Liberal arts education forces students to diversify their efforts and inculcates in them a feeling for a broad horizon and a panoramic view. For this reason, they not only learn to think well but gain confidence that they can learn whatever there is to learn whenever a need arises. So, they can quickly adapt to changing situations, learn to adopt new jobs, and maneuver through life inventively. Professionalism may prepare us for a career but Liberal Arts education prepares us for a resourceful life. In short, Liberal Arts education liberates us. I don’t just mean that it makes a knowledgeable person, a person who can recite a Shakespeare sonnet, a person who, watching a ballet, can recognize a grand jetée pas de chat, or a person who can debate medieval thinkers, Boethius vs. Anselm. I mean much deeper than that. I mean a certain predisposition that urges a person to be inquisitive, widely interested in a variety of subjects, old and new, those in fashion and out of fashion, those of different cultures,

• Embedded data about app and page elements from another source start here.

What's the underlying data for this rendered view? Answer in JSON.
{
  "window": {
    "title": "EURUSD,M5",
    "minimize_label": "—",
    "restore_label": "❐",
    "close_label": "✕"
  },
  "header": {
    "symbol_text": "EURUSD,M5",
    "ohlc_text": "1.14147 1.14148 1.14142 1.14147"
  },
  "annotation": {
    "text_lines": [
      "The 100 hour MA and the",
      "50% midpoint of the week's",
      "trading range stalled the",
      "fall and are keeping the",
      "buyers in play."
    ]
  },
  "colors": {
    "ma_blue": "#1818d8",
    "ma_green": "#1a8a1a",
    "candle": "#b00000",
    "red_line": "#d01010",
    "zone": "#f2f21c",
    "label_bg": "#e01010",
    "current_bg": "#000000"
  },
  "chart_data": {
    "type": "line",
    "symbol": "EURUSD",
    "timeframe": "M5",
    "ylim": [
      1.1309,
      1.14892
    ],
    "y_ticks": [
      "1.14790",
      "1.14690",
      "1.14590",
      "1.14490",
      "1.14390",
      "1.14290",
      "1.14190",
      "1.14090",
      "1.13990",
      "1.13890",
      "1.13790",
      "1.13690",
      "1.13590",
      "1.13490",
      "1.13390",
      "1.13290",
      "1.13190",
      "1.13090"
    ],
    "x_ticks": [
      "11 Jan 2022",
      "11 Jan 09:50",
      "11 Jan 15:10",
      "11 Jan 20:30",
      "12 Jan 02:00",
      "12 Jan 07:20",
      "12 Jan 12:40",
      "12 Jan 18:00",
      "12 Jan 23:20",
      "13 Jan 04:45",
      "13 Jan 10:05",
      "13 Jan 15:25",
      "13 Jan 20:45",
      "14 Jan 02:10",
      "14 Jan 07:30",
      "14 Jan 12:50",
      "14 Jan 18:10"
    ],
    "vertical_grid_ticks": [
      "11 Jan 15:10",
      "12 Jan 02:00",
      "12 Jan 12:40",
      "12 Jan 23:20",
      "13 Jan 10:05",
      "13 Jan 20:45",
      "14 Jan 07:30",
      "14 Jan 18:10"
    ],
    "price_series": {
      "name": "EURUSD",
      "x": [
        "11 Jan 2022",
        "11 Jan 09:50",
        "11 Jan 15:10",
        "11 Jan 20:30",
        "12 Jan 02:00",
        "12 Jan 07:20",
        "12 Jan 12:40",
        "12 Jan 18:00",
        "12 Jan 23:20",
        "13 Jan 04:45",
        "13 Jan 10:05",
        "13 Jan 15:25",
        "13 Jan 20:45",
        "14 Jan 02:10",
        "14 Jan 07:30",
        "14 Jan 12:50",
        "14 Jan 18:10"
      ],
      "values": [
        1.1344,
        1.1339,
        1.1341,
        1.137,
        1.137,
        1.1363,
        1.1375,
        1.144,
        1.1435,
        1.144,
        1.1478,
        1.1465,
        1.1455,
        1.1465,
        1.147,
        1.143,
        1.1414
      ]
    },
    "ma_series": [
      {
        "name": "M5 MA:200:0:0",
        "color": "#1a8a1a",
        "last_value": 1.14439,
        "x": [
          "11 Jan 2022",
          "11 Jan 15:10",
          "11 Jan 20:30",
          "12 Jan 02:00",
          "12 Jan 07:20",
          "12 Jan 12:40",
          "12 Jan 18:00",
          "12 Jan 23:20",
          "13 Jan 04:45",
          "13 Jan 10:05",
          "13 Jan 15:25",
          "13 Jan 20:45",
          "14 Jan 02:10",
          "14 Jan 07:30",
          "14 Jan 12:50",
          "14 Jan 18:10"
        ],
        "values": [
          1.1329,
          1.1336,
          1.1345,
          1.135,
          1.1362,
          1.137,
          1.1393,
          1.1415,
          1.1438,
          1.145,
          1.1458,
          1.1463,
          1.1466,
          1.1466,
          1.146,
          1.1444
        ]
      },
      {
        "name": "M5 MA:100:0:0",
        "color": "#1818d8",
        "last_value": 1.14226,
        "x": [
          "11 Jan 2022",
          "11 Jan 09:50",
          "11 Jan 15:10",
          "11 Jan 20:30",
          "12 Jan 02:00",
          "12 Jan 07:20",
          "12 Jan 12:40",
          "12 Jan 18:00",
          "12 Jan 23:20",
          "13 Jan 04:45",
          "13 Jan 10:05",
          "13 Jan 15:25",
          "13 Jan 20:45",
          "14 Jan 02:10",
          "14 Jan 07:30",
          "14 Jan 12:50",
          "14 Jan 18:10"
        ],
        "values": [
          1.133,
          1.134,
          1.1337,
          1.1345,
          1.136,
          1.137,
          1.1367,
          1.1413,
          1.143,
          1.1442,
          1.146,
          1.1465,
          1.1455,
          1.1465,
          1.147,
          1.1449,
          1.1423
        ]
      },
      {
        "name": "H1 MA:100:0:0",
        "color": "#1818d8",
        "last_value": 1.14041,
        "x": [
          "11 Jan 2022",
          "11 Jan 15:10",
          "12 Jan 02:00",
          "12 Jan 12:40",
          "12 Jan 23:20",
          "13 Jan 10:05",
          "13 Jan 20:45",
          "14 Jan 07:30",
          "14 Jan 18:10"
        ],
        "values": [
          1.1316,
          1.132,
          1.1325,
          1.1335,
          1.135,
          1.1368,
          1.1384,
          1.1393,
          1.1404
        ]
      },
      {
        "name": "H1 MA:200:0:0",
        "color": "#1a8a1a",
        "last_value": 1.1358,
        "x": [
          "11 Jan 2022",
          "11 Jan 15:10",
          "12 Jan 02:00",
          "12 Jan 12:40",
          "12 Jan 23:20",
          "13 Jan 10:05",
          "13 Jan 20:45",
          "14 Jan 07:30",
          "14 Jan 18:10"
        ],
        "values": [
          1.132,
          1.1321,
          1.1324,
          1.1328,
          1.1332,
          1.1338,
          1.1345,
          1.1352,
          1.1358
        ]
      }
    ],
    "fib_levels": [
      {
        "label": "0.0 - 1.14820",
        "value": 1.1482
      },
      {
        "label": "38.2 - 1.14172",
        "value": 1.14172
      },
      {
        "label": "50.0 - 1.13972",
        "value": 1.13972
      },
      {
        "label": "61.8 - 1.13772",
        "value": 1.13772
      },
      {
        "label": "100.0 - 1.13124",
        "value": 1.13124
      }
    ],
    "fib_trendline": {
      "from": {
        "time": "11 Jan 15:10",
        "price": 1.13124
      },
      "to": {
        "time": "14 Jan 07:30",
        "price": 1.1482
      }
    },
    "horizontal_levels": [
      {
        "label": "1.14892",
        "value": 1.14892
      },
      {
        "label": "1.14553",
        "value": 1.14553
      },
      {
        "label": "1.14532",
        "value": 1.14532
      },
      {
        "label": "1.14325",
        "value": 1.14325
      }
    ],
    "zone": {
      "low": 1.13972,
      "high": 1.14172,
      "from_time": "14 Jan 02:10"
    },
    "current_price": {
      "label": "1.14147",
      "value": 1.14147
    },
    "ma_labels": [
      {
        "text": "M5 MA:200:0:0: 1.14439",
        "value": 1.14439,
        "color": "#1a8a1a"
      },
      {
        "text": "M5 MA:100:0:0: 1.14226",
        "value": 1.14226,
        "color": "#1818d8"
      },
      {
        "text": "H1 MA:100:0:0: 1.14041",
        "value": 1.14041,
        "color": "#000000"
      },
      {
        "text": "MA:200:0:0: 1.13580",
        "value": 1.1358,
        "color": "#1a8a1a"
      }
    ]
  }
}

5 including your own. I mean developing a multi-layered personality, a person who is infinitely interesting. You can still worry about a career if you must. But ultimately the most profound reward of Liberal Arts education is four years of free inquiry, the privilege and joy of learning by being expansive, venturesome, inquisitive and inventive, and even a little irresponsible in a positive way without worrying about a career. And the experience of learning joyfully becomes ingrained in the person so that learning becomes a habit that not only continues but deepens through our lifetime, whatever career we choose to be in, and with each learning our life becomes richer and more fulfilled. Thus we achieve success of the third kind. That's the true gift of a good humanistic college education. But if you chase the shadow, you lose sight of the substance. Thank you. The Seven Liberal Arts remain the guiding principles of university education, even today. They consisted of the four Trivium –Grammar, Logic and Rhetoric (or public speaking) –and the Quadrivium –Arithmetic and Music, followed by Geometry and Astronomy. These became the foundation for all other learning, since the trained the mind to receive truth. Reading Questions 1.What does Aesop’s fable about the dog and his bone tell us?